Start of Given information

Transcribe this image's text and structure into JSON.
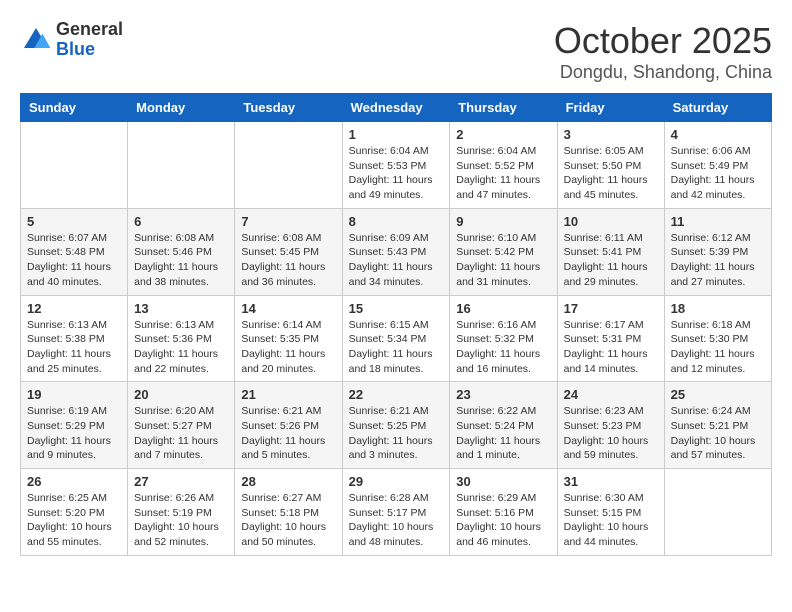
{
  "logo": {
    "general": "General",
    "blue": "Blue"
  },
  "title": "October 2025",
  "location": "Dongdu, Shandong, China",
  "weekdays": [
    "Sunday",
    "Monday",
    "Tuesday",
    "Wednesday",
    "Thursday",
    "Friday",
    "Saturday"
  ],
  "weeks": [
    [
      {
        "day": "",
        "info": ""
      },
      {
        "day": "",
        "info": ""
      },
      {
        "day": "",
        "info": ""
      },
      {
        "day": "1",
        "info": "Sunrise: 6:04 AM\nSunset: 5:53 PM\nDaylight: 11 hours\nand 49 minutes."
      },
      {
        "day": "2",
        "info": "Sunrise: 6:04 AM\nSunset: 5:52 PM\nDaylight: 11 hours\nand 47 minutes."
      },
      {
        "day": "3",
        "info": "Sunrise: 6:05 AM\nSunset: 5:50 PM\nDaylight: 11 hours\nand 45 minutes."
      },
      {
        "day": "4",
        "info": "Sunrise: 6:06 AM\nSunset: 5:49 PM\nDaylight: 11 hours\nand 42 minutes."
      }
    ],
    [
      {
        "day": "5",
        "info": "Sunrise: 6:07 AM\nSunset: 5:48 PM\nDaylight: 11 hours\nand 40 minutes."
      },
      {
        "day": "6",
        "info": "Sunrise: 6:08 AM\nSunset: 5:46 PM\nDaylight: 11 hours\nand 38 minutes."
      },
      {
        "day": "7",
        "info": "Sunrise: 6:08 AM\nSunset: 5:45 PM\nDaylight: 11 hours\nand 36 minutes."
      },
      {
        "day": "8",
        "info": "Sunrise: 6:09 AM\nSunset: 5:43 PM\nDaylight: 11 hours\nand 34 minutes."
      },
      {
        "day": "9",
        "info": "Sunrise: 6:10 AM\nSunset: 5:42 PM\nDaylight: 11 hours\nand 31 minutes."
      },
      {
        "day": "10",
        "info": "Sunrise: 6:11 AM\nSunset: 5:41 PM\nDaylight: 11 hours\nand 29 minutes."
      },
      {
        "day": "11",
        "info": "Sunrise: 6:12 AM\nSunset: 5:39 PM\nDaylight: 11 hours\nand 27 minutes."
      }
    ],
    [
      {
        "day": "12",
        "info": "Sunrise: 6:13 AM\nSunset: 5:38 PM\nDaylight: 11 hours\nand 25 minutes."
      },
      {
        "day": "13",
        "info": "Sunrise: 6:13 AM\nSunset: 5:36 PM\nDaylight: 11 hours\nand 22 minutes."
      },
      {
        "day": "14",
        "info": "Sunrise: 6:14 AM\nSunset: 5:35 PM\nDaylight: 11 hours\nand 20 minutes."
      },
      {
        "day": "15",
        "info": "Sunrise: 6:15 AM\nSunset: 5:34 PM\nDaylight: 11 hours\nand 18 minutes."
      },
      {
        "day": "16",
        "info": "Sunrise: 6:16 AM\nSunset: 5:32 PM\nDaylight: 11 hours\nand 16 minutes."
      },
      {
        "day": "17",
        "info": "Sunrise: 6:17 AM\nSunset: 5:31 PM\nDaylight: 11 hours\nand 14 minutes."
      },
      {
        "day": "18",
        "info": "Sunrise: 6:18 AM\nSunset: 5:30 PM\nDaylight: 11 hours\nand 12 minutes."
      }
    ],
    [
      {
        "day": "19",
        "info": "Sunrise: 6:19 AM\nSunset: 5:29 PM\nDaylight: 11 hours\nand 9 minutes."
      },
      {
        "day": "20",
        "info": "Sunrise: 6:20 AM\nSunset: 5:27 PM\nDaylight: 11 hours\nand 7 minutes."
      },
      {
        "day": "21",
        "info": "Sunrise: 6:21 AM\nSunset: 5:26 PM\nDaylight: 11 hours\nand 5 minutes."
      },
      {
        "day": "22",
        "info": "Sunrise: 6:21 AM\nSunset: 5:25 PM\nDaylight: 11 hours\nand 3 minutes."
      },
      {
        "day": "23",
        "info": "Sunrise: 6:22 AM\nSunset: 5:24 PM\nDaylight: 11 hours\nand 1 minute."
      },
      {
        "day": "24",
        "info": "Sunrise: 6:23 AM\nSunset: 5:23 PM\nDaylight: 10 hours\nand 59 minutes."
      },
      {
        "day": "25",
        "info": "Sunrise: 6:24 AM\nSunset: 5:21 PM\nDaylight: 10 hours\nand 57 minutes."
      }
    ],
    [
      {
        "day": "26",
        "info": "Sunrise: 6:25 AM\nSunset: 5:20 PM\nDaylight: 10 hours\nand 55 minutes."
      },
      {
        "day": "27",
        "info": "Sunrise: 6:26 AM\nSunset: 5:19 PM\nDaylight: 10 hours\nand 52 minutes."
      },
      {
        "day": "28",
        "info": "Sunrise: 6:27 AM\nSunset: 5:18 PM\nDaylight: 10 hours\nand 50 minutes."
      },
      {
        "day": "29",
        "info": "Sunrise: 6:28 AM\nSunset: 5:17 PM\nDaylight: 10 hours\nand 48 minutes."
      },
      {
        "day": "30",
        "info": "Sunrise: 6:29 AM\nSunset: 5:16 PM\nDaylight: 10 hours\nand 46 minutes."
      },
      {
        "day": "31",
        "info": "Sunrise: 6:30 AM\nSunset: 5:15 PM\nDaylight: 10 hours\nand 44 minutes."
      },
      {
        "day": "",
        "info": ""
      }
    ]
  ]
}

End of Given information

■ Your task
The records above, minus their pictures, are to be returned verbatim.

■ Written solution
Transcribe this image's text and structure into JSON.
{
  "logo": {
    "general": "General",
    "blue": "Blue"
  },
  "title": "October 2025",
  "location": "Dongdu, Shandong, China",
  "weekdays": [
    "Sunday",
    "Monday",
    "Tuesday",
    "Wednesday",
    "Thursday",
    "Friday",
    "Saturday"
  ],
  "weeks": [
    [
      {
        "day": "",
        "info": ""
      },
      {
        "day": "",
        "info": ""
      },
      {
        "day": "",
        "info": ""
      },
      {
        "day": "1",
        "info": "Sunrise: 6:04 AM\nSunset: 5:53 PM\nDaylight: 11 hours\nand 49 minutes."
      },
      {
        "day": "2",
        "info": "Sunrise: 6:04 AM\nSunset: 5:52 PM\nDaylight: 11 hours\nand 47 minutes."
      },
      {
        "day": "3",
        "info": "Sunrise: 6:05 AM\nSunset: 5:50 PM\nDaylight: 11 hours\nand 45 minutes."
      },
      {
        "day": "4",
        "info": "Sunrise: 6:06 AM\nSunset: 5:49 PM\nDaylight: 11 hours\nand 42 minutes."
      }
    ],
    [
      {
        "day": "5",
        "info": "Sunrise: 6:07 AM\nSunset: 5:48 PM\nDaylight: 11 hours\nand 40 minutes."
      },
      {
        "day": "6",
        "info": "Sunrise: 6:08 AM\nSunset: 5:46 PM\nDaylight: 11 hours\nand 38 minutes."
      },
      {
        "day": "7",
        "info": "Sunrise: 6:08 AM\nSunset: 5:45 PM\nDaylight: 11 hours\nand 36 minutes."
      },
      {
        "day": "8",
        "info": "Sunrise: 6:09 AM\nSunset: 5:43 PM\nDaylight: 11 hours\nand 34 minutes."
      },
      {
        "day": "9",
        "info": "Sunrise: 6:10 AM\nSunset: 5:42 PM\nDaylight: 11 hours\nand 31 minutes."
      },
      {
        "day": "10",
        "info": "Sunrise: 6:11 AM\nSunset: 5:41 PM\nDaylight: 11 hours\nand 29 minutes."
      },
      {
        "day": "11",
        "info": "Sunrise: 6:12 AM\nSunset: 5:39 PM\nDaylight: 11 hours\nand 27 minutes."
      }
    ],
    [
      {
        "day": "12",
        "info": "Sunrise: 6:13 AM\nSunset: 5:38 PM\nDaylight: 11 hours\nand 25 minutes."
      },
      {
        "day": "13",
        "info": "Sunrise: 6:13 AM\nSunset: 5:36 PM\nDaylight: 11 hours\nand 22 minutes."
      },
      {
        "day": "14",
        "info": "Sunrise: 6:14 AM\nSunset: 5:35 PM\nDaylight: 11 hours\nand 20 minutes."
      },
      {
        "day": "15",
        "info": "Sunrise: 6:15 AM\nSunset: 5:34 PM\nDaylight: 11 hours\nand 18 minutes."
      },
      {
        "day": "16",
        "info": "Sunrise: 6:16 AM\nSunset: 5:32 PM\nDaylight: 11 hours\nand 16 minutes."
      },
      {
        "day": "17",
        "info": "Sunrise: 6:17 AM\nSunset: 5:31 PM\nDaylight: 11 hours\nand 14 minutes."
      },
      {
        "day": "18",
        "info": "Sunrise: 6:18 AM\nSunset: 5:30 PM\nDaylight: 11 hours\nand 12 minutes."
      }
    ],
    [
      {
        "day": "19",
        "info": "Sunrise: 6:19 AM\nSunset: 5:29 PM\nDaylight: 11 hours\nand 9 minutes."
      },
      {
        "day": "20",
        "info": "Sunrise: 6:20 AM\nSunset: 5:27 PM\nDaylight: 11 hours\nand 7 minutes."
      },
      {
        "day": "21",
        "info": "Sunrise: 6:21 AM\nSunset: 5:26 PM\nDaylight: 11 hours\nand 5 minutes."
      },
      {
        "day": "22",
        "info": "Sunrise: 6:21 AM\nSunset: 5:25 PM\nDaylight: 11 hours\nand 3 minutes."
      },
      {
        "day": "23",
        "info": "Sunrise: 6:22 AM\nSunset: 5:24 PM\nDaylight: 11 hours\nand 1 minute."
      },
      {
        "day": "24",
        "info": "Sunrise: 6:23 AM\nSunset: 5:23 PM\nDaylight: 10 hours\nand 59 minutes."
      },
      {
        "day": "25",
        "info": "Sunrise: 6:24 AM\nSunset: 5:21 PM\nDaylight: 10 hours\nand 57 minutes."
      }
    ],
    [
      {
        "day": "26",
        "info": "Sunrise: 6:25 AM\nSunset: 5:20 PM\nDaylight: 10 hours\nand 55 minutes."
      },
      {
        "day": "27",
        "info": "Sunrise: 6:26 AM\nSunset: 5:19 PM\nDaylight: 10 hours\nand 52 minutes."
      },
      {
        "day": "28",
        "info": "Sunrise: 6:27 AM\nSunset: 5:18 PM\nDaylight: 10 hours\nand 50 minutes."
      },
      {
        "day": "29",
        "info": "Sunrise: 6:28 AM\nSunset: 5:17 PM\nDaylight: 10 hours\nand 48 minutes."
      },
      {
        "day": "30",
        "info": "Sunrise: 6:29 AM\nSunset: 5:16 PM\nDaylight: 10 hours\nand 46 minutes."
      },
      {
        "day": "31",
        "info": "Sunrise: 6:30 AM\nSunset: 5:15 PM\nDaylight: 10 hours\nand 44 minutes."
      },
      {
        "day": "",
        "info": ""
      }
    ]
  ]
}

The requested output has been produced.